About Those Flying Machines
The story of the M-130 seaplanes that once called Alameda home
A Pan American World Airways ground crew waits as mechanics inspect one of the China Clipper’s engines. A photographer took this photograph at Alameda Ariport on Nov. 21, 1935. The following day the China Clipper made Pan Am’s maiden voyage to Manila.
irport home until 1938, when Pan American Airways moved its operations to Treasure Island.
While The China Clipper was the last of the three flying boats off Martin’s assembly line, it was the first to fly. The plane made its maiden voyage on Dec. 30, 1934. The China Clipper also made the Clippers’ first commercial flight to the Far East, taking off from Alameda Airport on Nov. 22, 1935, a fete memorialized in the film made the following year.
Martin was not the only manufacturer to see Clippers roll off its assembly line. The company only built three of the 25 Clippers that "sailed" the skies for Pan Am.
Sikorsky and Boeing also saw their creations put in service as Clippers. Sikorsky built the first American Clipper in 1931. In all, the company, founded by Russian immigrant Igor Sikorsky, built 10 Clippers. In fact, Pan Am used a Sikorsky Clipper to survey the route that The China Clipper took out of Alameda Airport in 1935.
Boeing got into the game in 1938, relatively late, and manufactured 12 of these flying boats. Boeing’s creations were the largest. In fact their size went unrivaled until the coming of Boeing’s Jumbo Jet in 1974. The era of Pan Am Clippers ended with the retirement of the last of Boeing’s Clippers in 1951.
The first of the three Clippers that Martin built, The Hawaiian Clipper, carried passengers and mail until 1938. It disappeared while flying from Guam to Manila on July 28, 1938. The second, The Philippine Clipper, survived five years longer. It crashed into a mountain at Booneville, Calif., about 100 miles north of San Francisco on Jan. 21, 1943.
The China Clipper crashed and sank in the waters off Trinidad on Jan. 8, 1945. The plane departed Dinner Key off Miami at 6:10 a.m. as Flight 161 to Leopoldville in the Belgian Congo.
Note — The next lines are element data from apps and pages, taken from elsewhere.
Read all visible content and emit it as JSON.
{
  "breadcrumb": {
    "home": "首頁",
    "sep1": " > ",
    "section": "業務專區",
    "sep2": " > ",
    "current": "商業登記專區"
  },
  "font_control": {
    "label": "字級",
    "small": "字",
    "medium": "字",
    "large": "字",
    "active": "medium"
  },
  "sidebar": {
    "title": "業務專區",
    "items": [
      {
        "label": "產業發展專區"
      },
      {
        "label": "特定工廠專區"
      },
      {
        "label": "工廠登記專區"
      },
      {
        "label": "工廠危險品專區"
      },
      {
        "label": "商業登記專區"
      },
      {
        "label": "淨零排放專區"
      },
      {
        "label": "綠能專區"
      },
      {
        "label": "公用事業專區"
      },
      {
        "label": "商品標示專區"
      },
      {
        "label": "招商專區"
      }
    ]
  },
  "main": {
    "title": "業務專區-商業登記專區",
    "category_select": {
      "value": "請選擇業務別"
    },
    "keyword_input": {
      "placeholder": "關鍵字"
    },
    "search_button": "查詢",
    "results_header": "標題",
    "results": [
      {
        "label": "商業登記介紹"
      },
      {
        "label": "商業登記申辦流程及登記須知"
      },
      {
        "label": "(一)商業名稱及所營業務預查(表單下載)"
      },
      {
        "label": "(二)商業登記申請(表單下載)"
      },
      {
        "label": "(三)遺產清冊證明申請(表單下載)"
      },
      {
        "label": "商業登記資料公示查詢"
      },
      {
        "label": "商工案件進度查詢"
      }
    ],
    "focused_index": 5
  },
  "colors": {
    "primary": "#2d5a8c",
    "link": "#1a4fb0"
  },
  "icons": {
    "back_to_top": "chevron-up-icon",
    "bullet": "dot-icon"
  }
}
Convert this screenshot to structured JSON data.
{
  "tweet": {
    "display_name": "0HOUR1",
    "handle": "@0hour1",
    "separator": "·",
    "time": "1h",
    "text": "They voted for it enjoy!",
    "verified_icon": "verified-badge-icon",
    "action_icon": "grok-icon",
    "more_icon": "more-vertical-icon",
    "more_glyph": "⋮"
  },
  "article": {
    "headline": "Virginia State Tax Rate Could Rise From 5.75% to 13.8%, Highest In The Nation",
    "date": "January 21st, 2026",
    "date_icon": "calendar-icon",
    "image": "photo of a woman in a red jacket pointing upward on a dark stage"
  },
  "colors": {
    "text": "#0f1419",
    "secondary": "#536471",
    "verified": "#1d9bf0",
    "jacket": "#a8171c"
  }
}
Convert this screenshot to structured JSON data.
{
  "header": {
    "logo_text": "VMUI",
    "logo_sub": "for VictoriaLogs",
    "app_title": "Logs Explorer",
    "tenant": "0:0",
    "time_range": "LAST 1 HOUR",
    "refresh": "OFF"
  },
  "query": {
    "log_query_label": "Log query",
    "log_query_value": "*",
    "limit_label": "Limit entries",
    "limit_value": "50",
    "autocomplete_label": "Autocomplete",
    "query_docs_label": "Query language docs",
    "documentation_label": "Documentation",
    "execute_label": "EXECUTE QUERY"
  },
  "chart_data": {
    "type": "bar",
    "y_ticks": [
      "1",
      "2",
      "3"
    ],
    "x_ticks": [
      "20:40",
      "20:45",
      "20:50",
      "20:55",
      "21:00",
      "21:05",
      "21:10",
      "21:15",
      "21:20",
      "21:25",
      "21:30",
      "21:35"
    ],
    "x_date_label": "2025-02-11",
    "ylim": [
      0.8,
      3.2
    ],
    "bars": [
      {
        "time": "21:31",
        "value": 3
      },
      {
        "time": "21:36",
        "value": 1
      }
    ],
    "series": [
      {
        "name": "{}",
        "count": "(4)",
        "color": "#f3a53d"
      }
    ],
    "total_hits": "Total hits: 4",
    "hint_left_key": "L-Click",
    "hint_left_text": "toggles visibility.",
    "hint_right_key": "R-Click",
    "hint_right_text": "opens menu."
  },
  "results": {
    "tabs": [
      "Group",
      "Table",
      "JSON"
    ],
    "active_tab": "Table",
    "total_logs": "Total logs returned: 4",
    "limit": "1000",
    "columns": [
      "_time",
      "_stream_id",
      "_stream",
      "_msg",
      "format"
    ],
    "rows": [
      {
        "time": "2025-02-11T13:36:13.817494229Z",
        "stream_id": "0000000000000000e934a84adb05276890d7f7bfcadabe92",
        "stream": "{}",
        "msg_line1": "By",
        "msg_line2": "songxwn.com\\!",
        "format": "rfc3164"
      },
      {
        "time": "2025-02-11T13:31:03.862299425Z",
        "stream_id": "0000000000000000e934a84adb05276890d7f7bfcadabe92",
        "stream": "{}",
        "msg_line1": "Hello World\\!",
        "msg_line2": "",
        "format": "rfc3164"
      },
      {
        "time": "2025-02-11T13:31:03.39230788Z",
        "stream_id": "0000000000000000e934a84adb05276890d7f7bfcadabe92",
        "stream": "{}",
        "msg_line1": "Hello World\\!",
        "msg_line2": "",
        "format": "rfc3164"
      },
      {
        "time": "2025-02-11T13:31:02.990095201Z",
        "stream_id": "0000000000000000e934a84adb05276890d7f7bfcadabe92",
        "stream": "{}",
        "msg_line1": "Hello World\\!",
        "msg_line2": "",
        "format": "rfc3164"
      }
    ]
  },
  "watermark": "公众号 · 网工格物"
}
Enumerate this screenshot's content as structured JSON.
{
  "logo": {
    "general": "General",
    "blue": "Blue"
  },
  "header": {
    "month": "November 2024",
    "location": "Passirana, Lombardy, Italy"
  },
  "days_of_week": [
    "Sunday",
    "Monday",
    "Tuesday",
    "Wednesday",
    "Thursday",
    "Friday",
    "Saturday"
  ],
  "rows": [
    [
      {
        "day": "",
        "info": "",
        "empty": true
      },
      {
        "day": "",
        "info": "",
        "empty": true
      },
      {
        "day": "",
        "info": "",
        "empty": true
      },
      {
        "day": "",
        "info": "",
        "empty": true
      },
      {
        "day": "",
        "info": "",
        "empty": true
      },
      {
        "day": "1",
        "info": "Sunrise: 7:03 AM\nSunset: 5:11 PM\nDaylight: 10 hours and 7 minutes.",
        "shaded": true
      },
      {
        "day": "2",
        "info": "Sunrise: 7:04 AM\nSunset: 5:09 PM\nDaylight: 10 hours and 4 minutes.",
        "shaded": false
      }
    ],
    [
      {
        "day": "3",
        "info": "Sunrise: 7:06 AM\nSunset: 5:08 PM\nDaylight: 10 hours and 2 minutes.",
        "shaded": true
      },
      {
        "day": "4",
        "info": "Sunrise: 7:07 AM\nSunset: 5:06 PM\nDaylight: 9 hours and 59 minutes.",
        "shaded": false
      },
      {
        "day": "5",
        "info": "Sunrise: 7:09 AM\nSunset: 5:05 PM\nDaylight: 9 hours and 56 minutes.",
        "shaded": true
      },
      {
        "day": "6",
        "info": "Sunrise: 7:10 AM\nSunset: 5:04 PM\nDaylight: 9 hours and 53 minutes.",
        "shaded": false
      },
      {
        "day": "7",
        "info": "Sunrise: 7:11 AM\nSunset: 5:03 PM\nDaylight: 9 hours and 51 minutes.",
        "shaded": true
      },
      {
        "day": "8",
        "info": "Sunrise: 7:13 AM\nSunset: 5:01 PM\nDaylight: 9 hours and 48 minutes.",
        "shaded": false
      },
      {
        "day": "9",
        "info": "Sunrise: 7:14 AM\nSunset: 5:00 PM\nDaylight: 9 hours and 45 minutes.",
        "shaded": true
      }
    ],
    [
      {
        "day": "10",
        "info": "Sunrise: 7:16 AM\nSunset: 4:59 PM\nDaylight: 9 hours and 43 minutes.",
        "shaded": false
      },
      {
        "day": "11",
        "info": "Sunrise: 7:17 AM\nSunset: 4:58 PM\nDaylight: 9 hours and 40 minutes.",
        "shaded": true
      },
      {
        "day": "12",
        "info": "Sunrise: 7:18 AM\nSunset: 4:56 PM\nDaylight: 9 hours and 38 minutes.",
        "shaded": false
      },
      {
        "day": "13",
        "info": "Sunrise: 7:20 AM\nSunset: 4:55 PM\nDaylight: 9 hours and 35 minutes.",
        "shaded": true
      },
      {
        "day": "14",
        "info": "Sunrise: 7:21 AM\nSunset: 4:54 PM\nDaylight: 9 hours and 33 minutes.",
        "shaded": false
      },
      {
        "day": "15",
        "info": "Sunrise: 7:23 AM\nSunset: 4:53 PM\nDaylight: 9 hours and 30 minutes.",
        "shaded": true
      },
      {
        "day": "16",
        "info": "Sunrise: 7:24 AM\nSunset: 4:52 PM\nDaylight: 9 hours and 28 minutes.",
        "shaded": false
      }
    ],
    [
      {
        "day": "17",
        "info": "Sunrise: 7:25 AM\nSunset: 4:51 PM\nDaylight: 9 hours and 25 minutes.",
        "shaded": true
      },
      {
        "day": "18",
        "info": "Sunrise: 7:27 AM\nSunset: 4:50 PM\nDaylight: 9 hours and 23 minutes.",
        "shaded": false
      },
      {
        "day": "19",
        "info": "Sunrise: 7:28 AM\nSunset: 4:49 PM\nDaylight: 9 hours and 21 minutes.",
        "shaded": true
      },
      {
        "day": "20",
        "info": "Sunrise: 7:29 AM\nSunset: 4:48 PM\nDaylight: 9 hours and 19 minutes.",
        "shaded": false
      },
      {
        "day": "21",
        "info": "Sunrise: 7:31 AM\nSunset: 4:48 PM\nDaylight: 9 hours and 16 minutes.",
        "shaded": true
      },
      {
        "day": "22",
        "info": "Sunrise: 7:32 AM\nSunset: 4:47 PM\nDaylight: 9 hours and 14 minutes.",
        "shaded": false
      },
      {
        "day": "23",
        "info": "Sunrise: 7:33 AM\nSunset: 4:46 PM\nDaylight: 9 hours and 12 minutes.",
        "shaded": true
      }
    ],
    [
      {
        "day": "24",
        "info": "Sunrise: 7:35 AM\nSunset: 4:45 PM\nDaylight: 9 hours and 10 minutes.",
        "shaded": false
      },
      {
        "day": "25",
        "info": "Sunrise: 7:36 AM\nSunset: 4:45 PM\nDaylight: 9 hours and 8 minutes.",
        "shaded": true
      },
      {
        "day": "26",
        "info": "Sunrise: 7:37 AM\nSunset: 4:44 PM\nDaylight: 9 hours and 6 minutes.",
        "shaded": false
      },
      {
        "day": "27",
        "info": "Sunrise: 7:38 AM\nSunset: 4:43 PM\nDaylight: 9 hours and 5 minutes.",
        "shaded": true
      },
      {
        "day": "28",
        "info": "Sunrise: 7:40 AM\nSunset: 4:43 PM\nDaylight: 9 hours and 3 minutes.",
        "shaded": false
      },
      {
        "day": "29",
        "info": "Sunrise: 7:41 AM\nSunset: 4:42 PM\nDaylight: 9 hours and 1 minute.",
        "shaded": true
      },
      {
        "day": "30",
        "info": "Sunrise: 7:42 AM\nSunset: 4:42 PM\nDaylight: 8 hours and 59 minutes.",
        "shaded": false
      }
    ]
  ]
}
The flying boat landed at San Juan Harbor in Puerto Rico, at 2:43 p.m. After refueling Flight 161 took off from San Juan at 4:04 p.m. bound for Port of Spain, Trinidad.
The wind was calm in Trinidad and lights to mark the landing area on the surface of the water were laid out on a 70 degree course. The captain, acting as first officer in the left hand seat, approached the landing area too high.
He circled for a second attempt. This time he descended too low and hit the water too early. This brought The China Clipper to an abrupt stop. The force of the stop broke the plane’s hull in two. Water poured into the cabin, and the plane sank, drowning 23 of the 30 people aboard.
The Clippers are gone, all relegated to the scrap heap. Readers interested in experiencing what life must have been like aboard one of these magnificent planes can visit the Oakland Aviation Museum at 8252 Earhart Rd. (just off Doolittle Drive). The museum is home to a British Overseas Airways Corporation (BOAC) Short Solent Mark III, a smaller version of a Clipper. Howard Hughes once owned this plane.
If the plane looks familiar, that’s not your imagination. Indiana Jones flew in this very aircraft in the film Raiders of the Lost Ark. Visitors will notice a copy of Life magazine on one of the aircraft’s seats. It marks the spot where Jones himself sat on his way from San Francisco to the Philippines.
The museum is open Wednesday to Saturday from 10 a.m. to 4 p.m. Admission is $10 for adults; $9 for seniors over 55; $7 for teens and members of the military and $5 for children ages six to 12. There’s much more to see than Indy’s plane.
Contact Dennis Evanosky at email@example.com.